# WHAT THE TASK REQUIRES:
Where a line of the data holds the word "Settings", copy that line.

Website and app data records:
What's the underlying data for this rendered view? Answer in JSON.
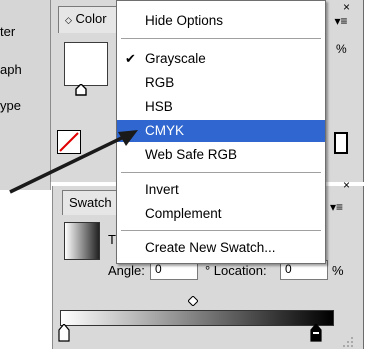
{
  "left_strip": {
    "items": [
      "ter",
      "aph",
      "ype"
    ]
  },
  "color_panel": {
    "tab_label": "Color",
    "percent": "%",
    "menu_glyph": "▾≡",
    "close_glyph": "×"
  },
  "menu": {
    "items": [
      {
        "label": "Hide Options",
        "checked": false,
        "active": false
      },
      {
        "label": "Grayscale",
        "checked": true,
        "active": false
      },
      {
        "label": "RGB",
        "checked": false,
        "active": false
      },
      {
        "label": "HSB",
        "checked": false,
        "active": false
      },
      {
        "label": "CMYK",
        "checked": false,
        "active": true
      },
      {
        "label": "Web Safe RGB",
        "checked": false,
        "active": false
      },
      {
        "label": "Invert",
        "checked": false,
        "active": false
      },
      {
        "label": "Complement",
        "checked": false,
        "active": false
      },
      {
        "label": "Create New Swatch...",
        "checked": false,
        "active": false
      }
    ],
    "check_glyph": "✔",
    "active_color": "#2f66cf"
  },
  "swatch_panel": {
    "tab_label": "Swatch",
    "type_label": "T",
    "angle_label": "Angle:",
    "angle_value": "0",
    "location_label": "° Location:",
    "location_value": "0",
    "percent": "%",
    "menu_glyph": "▾≡",
    "close_glyph": "×"
  },
  "icons": {
    "color_tab_icon": "diamond-arrows-icon",
    "swatch_tab_icon": "tab-icon"
  }
}
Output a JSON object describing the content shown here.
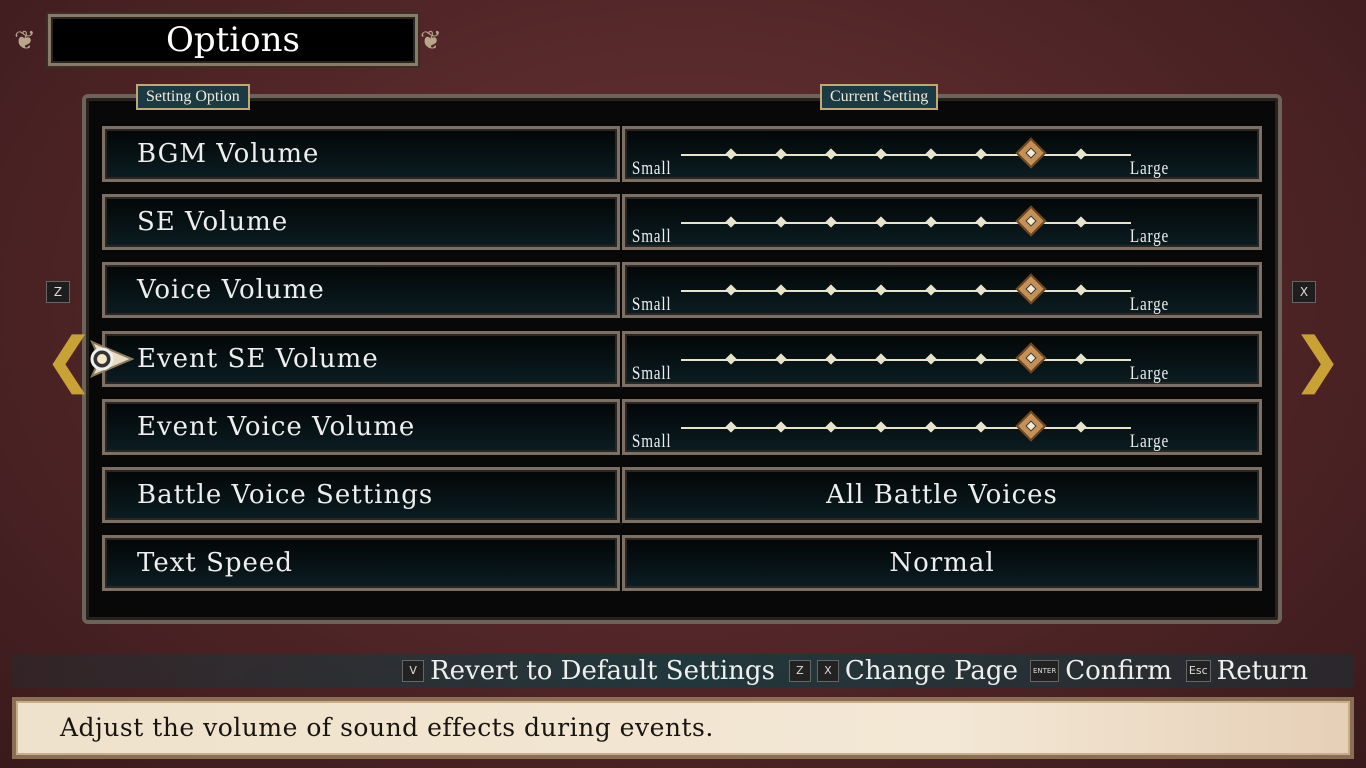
{
  "title": "Options",
  "columns": {
    "setting": "Setting Option",
    "current": "Current Setting"
  },
  "slider_labels": {
    "min": "Small",
    "max": "Large"
  },
  "rows": [
    {
      "label": "BGM Volume",
      "type": "slider",
      "level": 7,
      "max": 9
    },
    {
      "label": "SE Volume",
      "type": "slider",
      "level": 7,
      "max": 9
    },
    {
      "label": "Voice Volume",
      "type": "slider",
      "level": 7,
      "max": 9
    },
    {
      "label": "Event SE Volume",
      "type": "slider",
      "level": 7,
      "max": 9,
      "selected": true
    },
    {
      "label": "Event Voice Volume",
      "type": "slider",
      "level": 7,
      "max": 9
    },
    {
      "label": "Battle Voice Settings",
      "type": "value",
      "value": "All Battle Voices"
    },
    {
      "label": "Text Speed",
      "type": "value",
      "value": "Normal"
    }
  ],
  "page_keys": {
    "prev": "Z",
    "next": "X"
  },
  "hints": {
    "revert_key": "V",
    "revert": "Revert to Default Settings",
    "page_key1": "Z",
    "page_key2": "X",
    "page": "Change Page",
    "confirm_key": "ENTER",
    "confirm": "Confirm",
    "return_key": "Esc",
    "return": "Return"
  },
  "description": "Adjust the volume of sound effects during events.",
  "colors": {
    "background": "#4e2426",
    "accent": "#c9a235",
    "knob": "#c49055"
  }
}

# RESPONSE TO THIS TASK:
      "label": "Battle Voice Settings",
    "revert": "Revert to Default Settings",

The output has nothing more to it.